The pension rise is linked to inflation as measured by the Consumer Price Index (CPI), which jumped from 2.9% in August to 3% in September.

September’s inflation data is particularly important to many households as it is used to adjust various benefits and tax thresholds for the following tax year, including the State Pension.

The Chancellor, Philip Hammond, will need to confirm the increase in his Budget on 22 November, but we thought we would look at exactly how much pensioners may get based on the 3% increase.

[Read more: 6 mistakes that could reduce your state pension]

How much will State Pension pay in 2018/19?

Pensioners entitled to the new State Pension will see their payments increase from £159.55 per week to £164.34 a week if, as expected, the 3% rise is confirmed.

The change means they will be nearly £250 better off by the end of the tax year, with total annual income boosted from £8,296.60 to £8,545.50.

Those that receive the basic State Pension will also see their weekly payments increase from £122.30 to £125.97.

The 3% increase means that annually these pensioners get a total of £6,550.39 in 2018/19 up from £6,359.60 in 2017/18 – which means they will be £190.79 better off over the course of the year.

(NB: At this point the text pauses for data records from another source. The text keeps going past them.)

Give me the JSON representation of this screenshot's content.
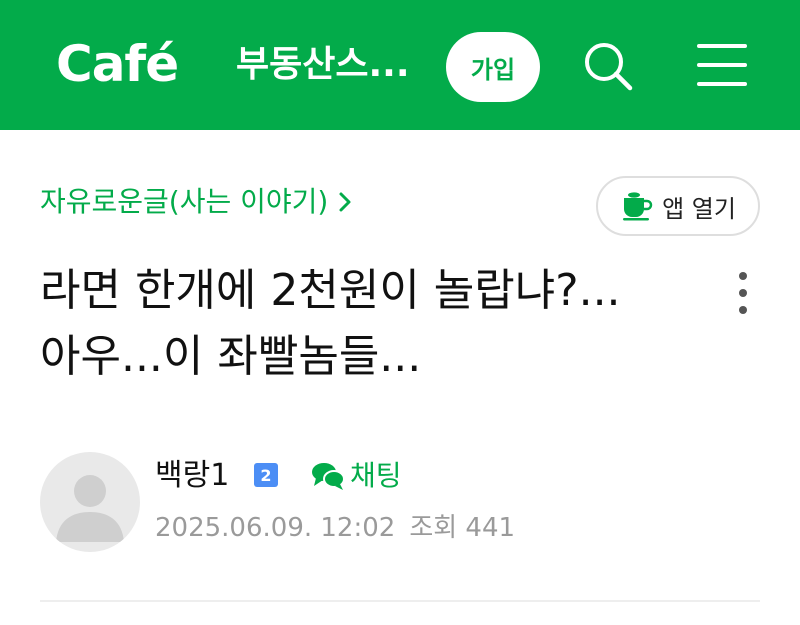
{
  "header": {
    "logo": "Café",
    "cafe_name": "부동산스...",
    "join_label": "가입",
    "icons": {
      "search": "search-icon",
      "menu": "menu-icon"
    },
    "background": "#03ab4a"
  },
  "board": {
    "breadcrumb": "자유로운글(사는 이야기)",
    "breadcrumb_icon": "chevron-right-icon",
    "app_open_label": "앱 열기",
    "app_open_icon": "cup-icon"
  },
  "post": {
    "title": "라면 한개에 2천원이 놀랍냐?...아우...이 좌빨놈들...",
    "more_icon": "more-vertical-icon"
  },
  "author": {
    "name": "백랑1",
    "level": "2",
    "chat_label": "채팅",
    "date": "2025.06.09. 12:02",
    "views": "조회 441"
  },
  "colors": {
    "accent": "#03ab4a",
    "meta": "#9a9a9a",
    "badge": "#4c8ef5"
  }
}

Of course, this is in pure cash terms: the eroding effects of inflation could mean you will be no richer – or even poorer – in real terms, depending on your spending habits.

How State Pensions are uprated

The State Pension is protected by a ‘triple lock’ promise, which was introduced in 2011.

This means it is guaranteed to rise each year by the higher of September CPI inflation, average wage growth or 2.5%.

Here’s how the State Pension has been 'uprated' over the last six years.

 

State Pension was uprating

Which part of the triple lock kicked in?

April 2011

4.6%

Inflation (RPI)*

April 2012

5.2%

Inflation (CPI)

April 2013

2.5%

Guaranteed minimum

April 2014

2.7%

Inflation (CPI)

April 2015

2.5%

Guaranteed minimum

April 2016

2.9%

Average earnings

April 2017

2.5%

Guaranteed minimum

*Change of index from RPI to CPI for the inflation part of triple lock was delayed for the State Pension until April 2012 (see 2.33 of the 2010 Budget book if you want the full details)

With inflation higher than earnings and the arbitrary 2.5% guarantee, this will be the figure used to determine the rise in the State Pension next year.